Problem details: Within the data below, count the lines that include the word "buttom". Provide the number and nothing further.

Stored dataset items
**********
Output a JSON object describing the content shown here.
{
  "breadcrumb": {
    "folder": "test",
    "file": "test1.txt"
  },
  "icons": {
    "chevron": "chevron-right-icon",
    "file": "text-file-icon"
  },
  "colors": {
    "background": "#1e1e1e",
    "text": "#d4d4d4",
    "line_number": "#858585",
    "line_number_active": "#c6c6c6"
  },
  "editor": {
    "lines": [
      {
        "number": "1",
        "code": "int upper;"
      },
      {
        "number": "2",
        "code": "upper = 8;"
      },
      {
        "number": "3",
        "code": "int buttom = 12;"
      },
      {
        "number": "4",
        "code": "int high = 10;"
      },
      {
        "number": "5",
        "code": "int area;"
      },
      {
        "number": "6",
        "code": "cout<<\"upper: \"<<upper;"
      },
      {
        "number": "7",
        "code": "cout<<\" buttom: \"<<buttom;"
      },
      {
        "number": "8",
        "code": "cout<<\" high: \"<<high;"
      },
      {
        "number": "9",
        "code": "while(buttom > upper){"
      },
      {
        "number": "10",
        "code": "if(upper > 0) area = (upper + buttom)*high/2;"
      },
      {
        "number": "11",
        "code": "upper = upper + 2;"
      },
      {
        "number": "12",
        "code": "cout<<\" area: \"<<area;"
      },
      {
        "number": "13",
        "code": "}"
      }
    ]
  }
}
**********
Exercise result: 4